Related Reading: Analytical Tools for Developing a Strategic Plan
Evaluate the current position of your company. Determine where you fit in the competitive landscape. Consider what you are doing extremely well, exceeding the performance of competitors, and where your competitors have the upper hand. Be brutally honest with this review of your company’s current state. Recognizing your weaknesses will help you formulate strategies for improvement.
Define your vision. Articulating your vision gets to the central purpose of the strategic planning process. Imagine your company’s bright and successful future. Describe the size and market presence you envision your company achieving. This segment of strategic planning is the most exciting and creative: it is your unique definition of success.

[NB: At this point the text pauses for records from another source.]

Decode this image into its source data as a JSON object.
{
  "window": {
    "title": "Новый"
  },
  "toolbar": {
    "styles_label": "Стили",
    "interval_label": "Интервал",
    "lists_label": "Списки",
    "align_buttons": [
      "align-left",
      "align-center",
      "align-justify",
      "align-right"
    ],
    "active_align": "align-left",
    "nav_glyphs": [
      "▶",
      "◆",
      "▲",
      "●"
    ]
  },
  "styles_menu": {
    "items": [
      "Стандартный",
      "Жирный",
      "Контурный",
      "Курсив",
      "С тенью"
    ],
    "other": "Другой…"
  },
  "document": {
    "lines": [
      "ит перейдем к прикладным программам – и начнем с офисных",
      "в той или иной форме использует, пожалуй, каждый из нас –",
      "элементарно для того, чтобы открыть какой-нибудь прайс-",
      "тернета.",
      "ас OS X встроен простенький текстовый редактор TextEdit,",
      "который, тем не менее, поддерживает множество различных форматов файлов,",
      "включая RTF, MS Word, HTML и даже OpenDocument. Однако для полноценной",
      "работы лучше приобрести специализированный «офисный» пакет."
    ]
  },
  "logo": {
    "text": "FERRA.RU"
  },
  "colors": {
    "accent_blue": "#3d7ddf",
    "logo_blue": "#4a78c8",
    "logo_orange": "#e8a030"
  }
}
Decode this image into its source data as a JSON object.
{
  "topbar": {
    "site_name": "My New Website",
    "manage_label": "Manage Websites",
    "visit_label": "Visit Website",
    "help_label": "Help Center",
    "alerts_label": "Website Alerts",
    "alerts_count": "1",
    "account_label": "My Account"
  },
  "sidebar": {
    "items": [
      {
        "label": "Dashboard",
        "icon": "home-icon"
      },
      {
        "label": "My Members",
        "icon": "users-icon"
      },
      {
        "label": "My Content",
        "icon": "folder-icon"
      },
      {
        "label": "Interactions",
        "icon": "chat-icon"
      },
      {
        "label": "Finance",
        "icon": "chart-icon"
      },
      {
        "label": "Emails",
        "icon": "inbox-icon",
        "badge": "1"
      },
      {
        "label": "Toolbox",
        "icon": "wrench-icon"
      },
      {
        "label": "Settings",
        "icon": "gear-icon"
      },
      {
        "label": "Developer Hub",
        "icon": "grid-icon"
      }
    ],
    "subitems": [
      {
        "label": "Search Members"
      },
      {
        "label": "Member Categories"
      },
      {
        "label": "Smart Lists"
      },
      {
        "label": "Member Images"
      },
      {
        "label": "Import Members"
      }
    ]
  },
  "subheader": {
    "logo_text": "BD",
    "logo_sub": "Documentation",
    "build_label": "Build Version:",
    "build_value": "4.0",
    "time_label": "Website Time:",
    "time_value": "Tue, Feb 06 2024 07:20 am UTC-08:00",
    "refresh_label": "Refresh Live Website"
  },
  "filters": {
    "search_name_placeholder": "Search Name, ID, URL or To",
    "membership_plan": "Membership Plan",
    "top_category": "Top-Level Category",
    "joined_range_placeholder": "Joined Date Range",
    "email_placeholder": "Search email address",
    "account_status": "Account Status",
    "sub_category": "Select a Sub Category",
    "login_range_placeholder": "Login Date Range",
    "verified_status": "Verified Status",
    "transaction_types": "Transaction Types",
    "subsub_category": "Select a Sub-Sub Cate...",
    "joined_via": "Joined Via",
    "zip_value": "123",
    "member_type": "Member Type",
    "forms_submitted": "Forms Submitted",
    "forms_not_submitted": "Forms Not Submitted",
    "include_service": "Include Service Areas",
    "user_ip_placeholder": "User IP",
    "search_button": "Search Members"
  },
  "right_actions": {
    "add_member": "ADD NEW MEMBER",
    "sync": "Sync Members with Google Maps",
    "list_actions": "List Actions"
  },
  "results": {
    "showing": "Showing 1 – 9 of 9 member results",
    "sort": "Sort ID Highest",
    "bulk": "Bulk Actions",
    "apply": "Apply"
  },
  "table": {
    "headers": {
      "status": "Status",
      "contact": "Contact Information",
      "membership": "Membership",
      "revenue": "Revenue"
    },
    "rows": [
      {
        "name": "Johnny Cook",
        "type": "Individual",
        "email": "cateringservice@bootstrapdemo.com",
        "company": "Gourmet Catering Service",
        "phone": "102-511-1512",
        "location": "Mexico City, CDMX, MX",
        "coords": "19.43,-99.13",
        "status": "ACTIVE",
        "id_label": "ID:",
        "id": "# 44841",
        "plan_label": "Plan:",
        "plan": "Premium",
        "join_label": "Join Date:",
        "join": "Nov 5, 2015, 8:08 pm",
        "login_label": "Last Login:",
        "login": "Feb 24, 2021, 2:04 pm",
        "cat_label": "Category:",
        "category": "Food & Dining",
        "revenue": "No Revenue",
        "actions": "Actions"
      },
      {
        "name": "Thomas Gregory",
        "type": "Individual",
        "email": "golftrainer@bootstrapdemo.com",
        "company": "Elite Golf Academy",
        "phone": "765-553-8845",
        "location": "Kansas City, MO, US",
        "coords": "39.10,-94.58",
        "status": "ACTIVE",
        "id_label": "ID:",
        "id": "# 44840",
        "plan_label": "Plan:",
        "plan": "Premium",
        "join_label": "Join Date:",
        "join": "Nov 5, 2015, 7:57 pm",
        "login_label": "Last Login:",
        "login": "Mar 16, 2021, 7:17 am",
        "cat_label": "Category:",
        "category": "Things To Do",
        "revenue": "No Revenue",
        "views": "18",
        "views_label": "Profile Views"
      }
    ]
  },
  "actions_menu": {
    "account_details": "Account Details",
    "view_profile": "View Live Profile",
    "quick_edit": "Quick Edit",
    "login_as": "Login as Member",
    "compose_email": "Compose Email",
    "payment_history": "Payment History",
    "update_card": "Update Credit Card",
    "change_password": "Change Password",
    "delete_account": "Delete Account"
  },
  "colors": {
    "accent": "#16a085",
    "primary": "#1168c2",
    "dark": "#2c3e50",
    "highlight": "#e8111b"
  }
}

Set objectives that stretch your resources and capabilities. The vision you have for your company is undoubtedly ambitious. Take the overall vision and break it down into quantifiable components for which you can set numerical targets. Include unit sales, numbers of customers and revenues.
Formulate strategies and action plans. A company has limited resources. Strategies and action plans determine how these resources will be deployed. Describe what products or services you will market, to whom you will market them, and what marketing and promotion efforts you will undertake to reach your target customers. Be as specific as possible. Action plans take the strategies to the next level, showing who is responsible for implementing the strategies and the time frame over which the actions will be completed.
Show what you believe your company will earn, and what you need to spend to achieve your objectives. Referred to as a forecast or budget, in this phase you build spreadsheets that project all line items of revenues and expenses. Change the variables in the spreadsheets and do “what-if” scenarios until you are comfortable your projections are realistic.
- In all sections of the strategic plan, “why” is as important as “what.” Make sure you can explain the logic behind all the strategic decisions you have made.
- In time, strategic thinking will be a part of your everyday life as a business owner. You will be able to perceive competitive threats before they severely impact your business, and identify opportunities before your competitors uncover them.